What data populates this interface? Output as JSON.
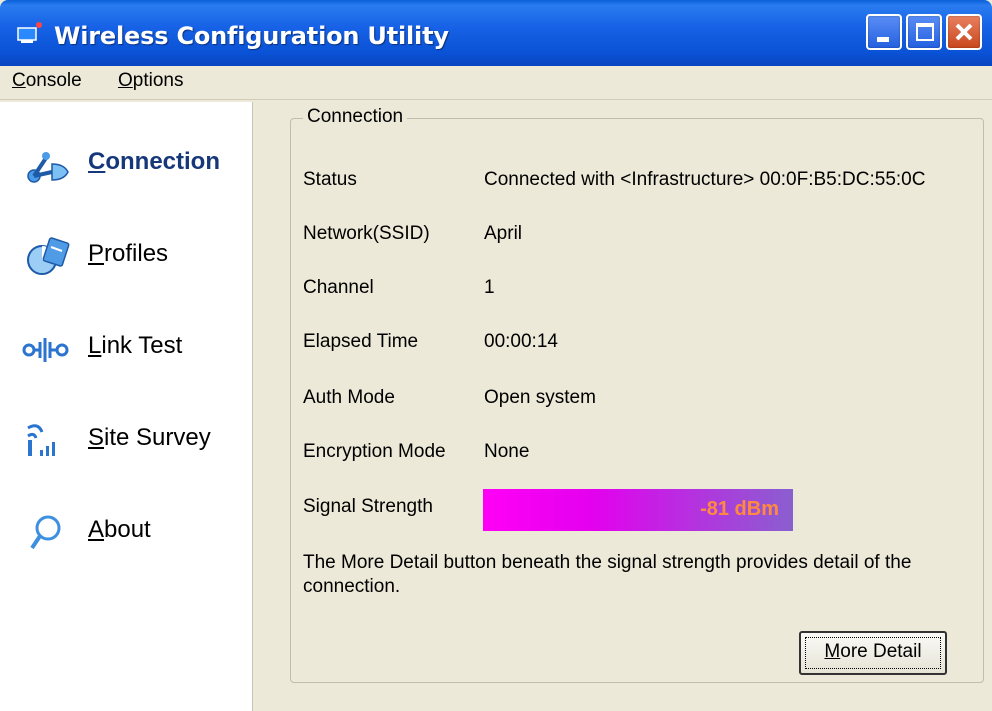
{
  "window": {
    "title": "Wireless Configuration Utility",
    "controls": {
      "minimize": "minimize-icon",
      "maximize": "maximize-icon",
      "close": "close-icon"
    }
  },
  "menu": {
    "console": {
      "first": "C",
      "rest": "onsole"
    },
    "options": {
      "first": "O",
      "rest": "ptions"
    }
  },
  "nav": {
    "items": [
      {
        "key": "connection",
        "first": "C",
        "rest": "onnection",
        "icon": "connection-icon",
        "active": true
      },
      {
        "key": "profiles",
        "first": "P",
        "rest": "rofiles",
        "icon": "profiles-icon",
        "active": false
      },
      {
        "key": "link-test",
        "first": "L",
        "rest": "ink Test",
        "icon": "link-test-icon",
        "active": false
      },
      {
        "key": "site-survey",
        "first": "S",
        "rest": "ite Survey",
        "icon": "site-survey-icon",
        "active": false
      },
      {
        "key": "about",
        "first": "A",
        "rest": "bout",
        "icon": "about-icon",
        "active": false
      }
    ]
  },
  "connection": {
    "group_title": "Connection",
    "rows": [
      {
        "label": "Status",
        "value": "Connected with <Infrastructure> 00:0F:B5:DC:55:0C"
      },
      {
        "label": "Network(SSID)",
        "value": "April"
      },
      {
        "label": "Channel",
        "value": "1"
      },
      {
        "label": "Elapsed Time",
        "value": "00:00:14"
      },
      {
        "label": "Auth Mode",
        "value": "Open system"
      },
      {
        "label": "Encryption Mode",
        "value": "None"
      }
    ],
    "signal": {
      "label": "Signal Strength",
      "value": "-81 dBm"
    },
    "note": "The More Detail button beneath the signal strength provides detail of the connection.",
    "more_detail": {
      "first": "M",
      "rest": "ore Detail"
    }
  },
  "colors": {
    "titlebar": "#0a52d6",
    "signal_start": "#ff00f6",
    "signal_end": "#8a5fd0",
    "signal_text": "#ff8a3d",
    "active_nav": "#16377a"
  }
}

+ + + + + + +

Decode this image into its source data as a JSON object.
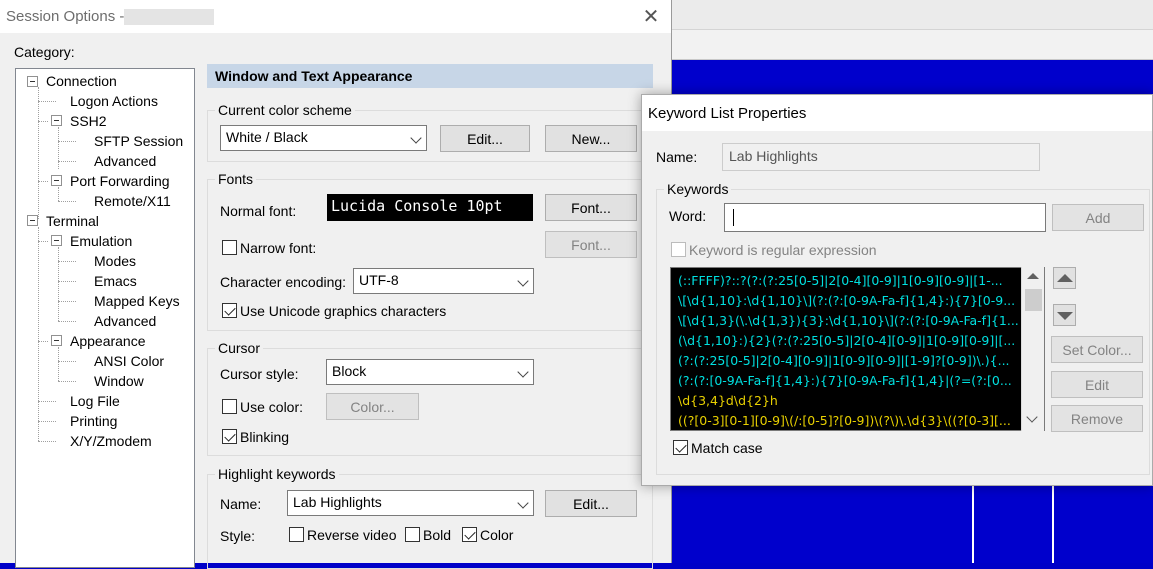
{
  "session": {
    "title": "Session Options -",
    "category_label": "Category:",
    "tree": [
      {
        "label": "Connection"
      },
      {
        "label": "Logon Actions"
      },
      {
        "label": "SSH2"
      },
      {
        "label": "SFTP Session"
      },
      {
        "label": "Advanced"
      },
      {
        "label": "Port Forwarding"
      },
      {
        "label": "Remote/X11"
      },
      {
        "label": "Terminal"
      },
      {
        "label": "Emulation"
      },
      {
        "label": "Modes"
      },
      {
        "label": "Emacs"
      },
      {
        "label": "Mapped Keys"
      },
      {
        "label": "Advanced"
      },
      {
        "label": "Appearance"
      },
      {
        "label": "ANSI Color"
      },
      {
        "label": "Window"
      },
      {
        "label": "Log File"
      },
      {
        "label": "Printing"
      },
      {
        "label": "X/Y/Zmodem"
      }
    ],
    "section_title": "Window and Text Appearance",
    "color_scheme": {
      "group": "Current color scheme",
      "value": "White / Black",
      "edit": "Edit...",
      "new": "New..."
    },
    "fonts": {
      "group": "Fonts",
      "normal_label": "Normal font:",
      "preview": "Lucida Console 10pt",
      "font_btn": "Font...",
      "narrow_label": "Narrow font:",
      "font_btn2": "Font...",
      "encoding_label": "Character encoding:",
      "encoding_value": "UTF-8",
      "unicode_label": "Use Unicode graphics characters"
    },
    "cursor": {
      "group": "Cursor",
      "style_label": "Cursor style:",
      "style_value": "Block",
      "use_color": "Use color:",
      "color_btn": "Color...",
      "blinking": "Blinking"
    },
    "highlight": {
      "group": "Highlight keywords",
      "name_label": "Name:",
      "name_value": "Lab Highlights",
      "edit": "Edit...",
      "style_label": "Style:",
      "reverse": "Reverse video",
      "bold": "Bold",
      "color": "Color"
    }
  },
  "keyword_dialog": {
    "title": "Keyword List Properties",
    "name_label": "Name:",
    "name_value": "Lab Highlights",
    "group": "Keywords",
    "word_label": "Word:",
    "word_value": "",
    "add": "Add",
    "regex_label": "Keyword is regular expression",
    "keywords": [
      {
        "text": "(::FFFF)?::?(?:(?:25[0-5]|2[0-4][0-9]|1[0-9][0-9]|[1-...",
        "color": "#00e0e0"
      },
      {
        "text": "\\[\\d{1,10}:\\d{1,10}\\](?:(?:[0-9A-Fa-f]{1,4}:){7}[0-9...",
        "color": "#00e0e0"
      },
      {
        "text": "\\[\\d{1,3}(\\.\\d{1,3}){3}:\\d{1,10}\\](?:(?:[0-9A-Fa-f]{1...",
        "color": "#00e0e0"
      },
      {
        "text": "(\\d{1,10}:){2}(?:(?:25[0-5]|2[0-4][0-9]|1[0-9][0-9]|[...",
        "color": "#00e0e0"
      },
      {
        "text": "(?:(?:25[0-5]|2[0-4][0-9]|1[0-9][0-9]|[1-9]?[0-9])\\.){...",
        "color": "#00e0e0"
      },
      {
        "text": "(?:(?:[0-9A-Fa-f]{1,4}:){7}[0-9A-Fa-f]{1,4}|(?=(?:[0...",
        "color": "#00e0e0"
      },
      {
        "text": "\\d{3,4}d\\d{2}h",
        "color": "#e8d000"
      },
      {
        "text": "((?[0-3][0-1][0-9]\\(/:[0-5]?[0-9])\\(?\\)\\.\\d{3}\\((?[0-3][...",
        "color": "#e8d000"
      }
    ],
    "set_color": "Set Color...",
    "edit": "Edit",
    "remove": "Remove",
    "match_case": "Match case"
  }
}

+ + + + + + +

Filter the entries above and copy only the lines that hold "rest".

      "rest": "onsole"
      "rest": "ptions"
        "rest": "onnection",
        "rest": "rofiles",
        "rest": "ink Test",
        "rest": "ite Survey",
        "rest": "bout",
      "rest": "ore Detail"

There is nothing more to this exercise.